[Start of section]
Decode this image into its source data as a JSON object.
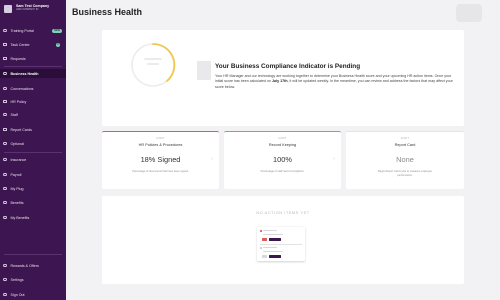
{
  "company": {
    "name": "Sam Test Company",
    "subtitle": "ADD COMPANY ID"
  },
  "sidebar": {
    "items": [
      {
        "label": "Training Portal",
        "icon": "graduation-icon",
        "badge": "NEW"
      },
      {
        "label": "Task Center",
        "icon": "checklist-icon",
        "count": "2"
      },
      {
        "label": "Requests",
        "icon": "inbox-icon"
      },
      {
        "label": "Business Health",
        "icon": "heart-pulse-icon",
        "active": true
      },
      {
        "label": "Conversations",
        "icon": "chat-icon"
      },
      {
        "label": "HR Policy",
        "icon": "document-icon"
      },
      {
        "label": "Staff",
        "icon": "people-icon"
      },
      {
        "label": "Report Cards",
        "icon": "report-icon"
      },
      {
        "label": "Optional",
        "icon": "plus-icon"
      },
      {
        "label": "Insurance",
        "icon": "shield-icon"
      },
      {
        "label": "Payroll",
        "icon": "dollar-icon"
      },
      {
        "label": "My Plug",
        "icon": "plug-icon"
      },
      {
        "label": "Benefits",
        "icon": "gift-icon"
      },
      {
        "label": "My Benefits",
        "icon": "star-icon"
      },
      {
        "label": "Rewards & Offers",
        "icon": "tag-icon"
      },
      {
        "label": "Settings",
        "icon": "gear-icon"
      },
      {
        "label": "Sign Out",
        "icon": "logout-icon"
      }
    ]
  },
  "header": {
    "title": "Business Health"
  },
  "compliance": {
    "title": "Your Business Compliance Indicator is Pending",
    "body_1": "Your HR Manager and our technology are working together to determine your Business Health score and your upcoming HR action items. Once your initial score has been calculated on ",
    "body_date": "July 17th",
    "body_2": ", it will be updated weekly. In the meantime, you can review and address the factors that may affect your score below."
  },
  "metrics": [
    {
      "sup": "AUDIT",
      "label": "HR Policies & Procedures",
      "value": "18% Signed",
      "desc": "Percentage of documents that have been signed.",
      "accent": "#e05a5a"
    },
    {
      "sup": "AUDIT",
      "label": "Record Keeping",
      "value": "100%",
      "desc": "Percentage of staff record completion.",
      "accent": "#47c2a0"
    },
    {
      "sup": "AUDIT",
      "label": "Report Card",
      "value": "None",
      "desc": "Begin Report Card cycle to measure employee performance.",
      "accent": "#e4e4e6"
    }
  ],
  "actions": {
    "title": "NO ACTION ITEMS YET"
  },
  "colors": {
    "sidebar": "#3d1550",
    "sidebar_active": "#2a0d38",
    "accent_teal": "#47c2a0",
    "accent_red": "#e05a5a",
    "gauge": "#f0c94a"
  }
}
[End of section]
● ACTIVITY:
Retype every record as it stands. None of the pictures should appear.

● EXERCISE RESULT:
Decode this image into its source data as a JSON object.
{
  "company": {
    "name": "Sam Test Company",
    "subtitle": "ADD COMPANY ID"
  },
  "sidebar": {
    "items": [
      {
        "label": "Training Portal",
        "icon": "graduation-icon",
        "badge": "NEW"
      },
      {
        "label": "Task Center",
        "icon": "checklist-icon",
        "count": "2"
      },
      {
        "label": "Requests",
        "icon": "inbox-icon"
      },
      {
        "label": "Business Health",
        "icon": "heart-pulse-icon",
        "active": true
      },
      {
        "label": "Conversations",
        "icon": "chat-icon"
      },
      {
        "label": "HR Policy",
        "icon": "document-icon"
      },
      {
        "label": "Staff",
        "icon": "people-icon"
      },
      {
        "label": "Report Cards",
        "icon": "report-icon"
      },
      {
        "label": "Optional",
        "icon": "plus-icon"
      },
      {
        "label": "Insurance",
        "icon": "shield-icon"
      },
      {
        "label": "Payroll",
        "icon": "dollar-icon"
      },
      {
        "label": "My Plug",
        "icon": "plug-icon"
      },
      {
        "label": "Benefits",
        "icon": "gift-icon"
      },
      {
        "label": "My Benefits",
        "icon": "star-icon"
      },
      {
        "label": "Rewards & Offers",
        "icon": "tag-icon"
      },
      {
        "label": "Settings",
        "icon": "gear-icon"
      },
      {
        "label": "Sign Out",
        "icon": "logout-icon"
      }
    ]
  },
  "header": {
    "title": "Business Health"
  },
  "compliance": {
    "title": "Your Business Compliance Indicator is Pending",
    "body_1": "Your HR Manager and our technology are working together to determine your Business Health score and your upcoming HR action items. Once your initial score has been calculated on ",
    "body_date": "July 17th",
    "body_2": ", it will be updated weekly. In the meantime, you can review and address the factors that may affect your score below."
  },
  "metrics": [
    {
      "sup": "AUDIT",
      "label": "HR Policies & Procedures",
      "value": "18% Signed",
      "desc": "Percentage of documents that have been signed.",
      "accent": "#e05a5a"
    },
    {
      "sup": "AUDIT",
      "label": "Record Keeping",
      "value": "100%",
      "desc": "Percentage of staff record completion.",
      "accent": "#47c2a0"
    },
    {
      "sup": "AUDIT",
      "label": "Report Card",
      "value": "None",
      "desc": "Begin Report Card cycle to measure employee performance.",
      "accent": "#e4e4e6"
    }
  ],
  "actions": {
    "title": "NO ACTION ITEMS YET"
  },
  "colors": {
    "sidebar": "#3d1550",
    "sidebar_active": "#2a0d38",
    "accent_teal": "#47c2a0",
    "accent_red": "#e05a5a",
    "gauge": "#f0c94a"
  }
}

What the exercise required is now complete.